§ **To do**: Make an exact copy of every entry below, with the pictures left out.

§ **Saved data entries**:
○ ○ ○

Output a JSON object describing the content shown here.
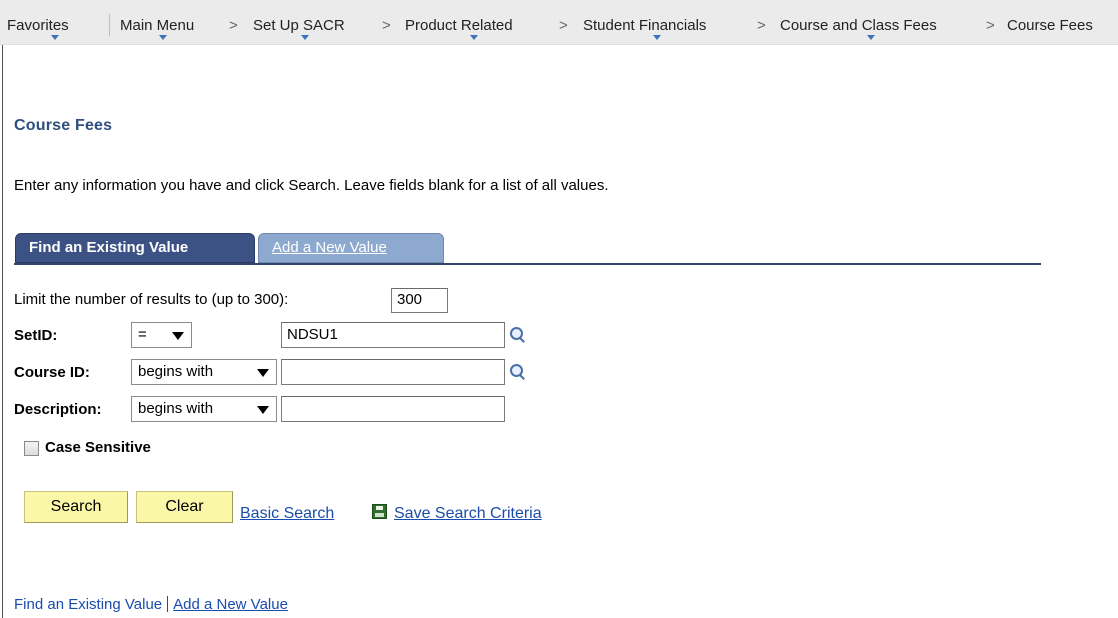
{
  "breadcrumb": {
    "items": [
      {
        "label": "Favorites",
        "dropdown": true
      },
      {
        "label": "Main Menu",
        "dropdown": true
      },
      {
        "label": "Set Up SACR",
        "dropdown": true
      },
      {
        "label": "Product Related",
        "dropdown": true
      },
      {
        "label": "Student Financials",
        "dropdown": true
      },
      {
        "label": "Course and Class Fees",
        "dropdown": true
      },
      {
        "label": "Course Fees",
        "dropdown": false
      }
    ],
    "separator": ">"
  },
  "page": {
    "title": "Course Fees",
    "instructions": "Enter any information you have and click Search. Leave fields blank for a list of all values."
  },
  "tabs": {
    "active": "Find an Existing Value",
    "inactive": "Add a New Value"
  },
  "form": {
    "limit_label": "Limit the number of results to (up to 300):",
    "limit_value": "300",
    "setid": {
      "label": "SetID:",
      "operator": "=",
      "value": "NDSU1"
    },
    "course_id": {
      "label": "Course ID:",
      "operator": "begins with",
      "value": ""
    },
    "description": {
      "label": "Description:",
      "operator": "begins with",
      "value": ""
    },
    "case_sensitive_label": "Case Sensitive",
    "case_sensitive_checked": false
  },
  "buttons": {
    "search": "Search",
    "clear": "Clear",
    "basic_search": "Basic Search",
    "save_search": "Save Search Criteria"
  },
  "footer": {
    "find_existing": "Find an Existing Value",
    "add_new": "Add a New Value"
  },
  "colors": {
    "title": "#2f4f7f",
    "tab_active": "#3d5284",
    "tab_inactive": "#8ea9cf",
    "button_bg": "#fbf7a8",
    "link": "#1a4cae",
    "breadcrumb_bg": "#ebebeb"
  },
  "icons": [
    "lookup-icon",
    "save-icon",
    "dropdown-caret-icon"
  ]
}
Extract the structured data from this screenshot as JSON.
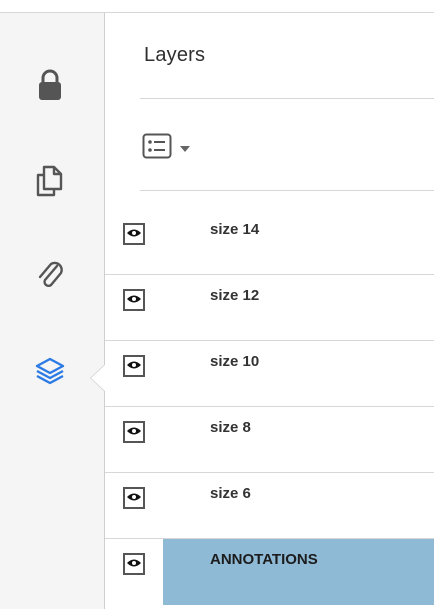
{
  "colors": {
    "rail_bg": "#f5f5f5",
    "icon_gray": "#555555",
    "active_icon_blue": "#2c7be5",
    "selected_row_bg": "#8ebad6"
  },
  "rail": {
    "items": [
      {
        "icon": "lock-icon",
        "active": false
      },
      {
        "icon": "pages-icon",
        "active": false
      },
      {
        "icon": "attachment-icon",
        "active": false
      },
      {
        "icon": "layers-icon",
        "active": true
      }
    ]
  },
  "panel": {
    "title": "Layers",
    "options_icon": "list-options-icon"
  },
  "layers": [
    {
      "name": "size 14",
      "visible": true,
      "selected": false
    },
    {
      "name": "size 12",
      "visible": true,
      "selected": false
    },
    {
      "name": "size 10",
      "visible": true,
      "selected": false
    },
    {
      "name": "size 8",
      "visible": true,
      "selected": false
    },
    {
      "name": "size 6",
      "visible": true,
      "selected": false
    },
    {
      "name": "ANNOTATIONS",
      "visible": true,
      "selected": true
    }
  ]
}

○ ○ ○

§ **Finished exercise**:
Output a JSON object describing the content shown here.
{
  "breadcrumb": {
    "items": [
      {
        "label": "Favorites",
        "dropdown": true
      },
      {
        "label": "Main Menu",
        "dropdown": true
      },
      {
        "label": "Set Up SACR",
        "dropdown": true
      },
      {
        "label": "Product Related",
        "dropdown": true
      },
      {
        "label": "Student Financials",
        "dropdown": true
      },
      {
        "label": "Course and Class Fees",
        "dropdown": true
      },
      {
        "label": "Course Fees",
        "dropdown": false
      }
    ],
    "separator": ">"
  },
  "page": {
    "title": "Course Fees",
    "instructions": "Enter any information you have and click Search. Leave fields blank for a list of all values."
  },
  "tabs": {
    "active": "Find an Existing Value",
    "inactive": "Add a New Value"
  },
  "form": {
    "limit_label": "Limit the number of results to (up to 300):",
    "limit_value": "300",
    "setid": {
      "label": "SetID:",
      "operator": "=",
      "value": "NDSU1"
    },
    "course_id": {
      "label": "Course ID:",
      "operator": "begins with",
      "value": ""
    },
    "description": {
      "label": "Description:",
      "operator": "begins with",
      "value": ""
    },
    "case_sensitive_label": "Case Sensitive",
    "case_sensitive_checked": false
  },
  "buttons": {
    "search": "Search",
    "clear": "Clear",
    "basic_search": "Basic Search",
    "save_search": "Save Search Criteria"
  },
  "footer": {
    "find_existing": "Find an Existing Value",
    "add_new": "Add a New Value"
  },
  "colors": {
    "title": "#2f4f7f",
    "tab_active": "#3d5284",
    "tab_inactive": "#8ea9cf",
    "button_bg": "#fbf7a8",
    "link": "#1a4cae",
    "breadcrumb_bg": "#ebebeb"
  },
  "icons": [
    "lookup-icon",
    "save-icon",
    "dropdown-caret-icon"
  ]
}
Extract the structured data from this screenshot as JSON.
{
  "colors": {
    "rail_bg": "#f5f5f5",
    "icon_gray": "#555555",
    "active_icon_blue": "#2c7be5",
    "selected_row_bg": "#8ebad6"
  },
  "rail": {
    "items": [
      {
        "icon": "lock-icon",
        "active": false
      },
      {
        "icon": "pages-icon",
        "active": false
      },
      {
        "icon": "attachment-icon",
        "active": false
      },
      {
        "icon": "layers-icon",
        "active": true
      }
    ]
  },
  "panel": {
    "title": "Layers",
    "options_icon": "list-options-icon"
  },
  "layers": [
    {
      "name": "size 14",
      "visible": true,
      "selected": false
    },
    {
      "name": "size 12",
      "visible": true,
      "selected": false
    },
    {
      "name": "size 10",
      "visible": true,
      "selected": false
    },
    {
      "name": "size 8",
      "visible": true,
      "selected": false
    },
    {
      "name": "size 6",
      "visible": true,
      "selected": false
    },
    {
      "name": "ANNOTATIONS",
      "visible": true,
      "selected": true
    }
  ]
}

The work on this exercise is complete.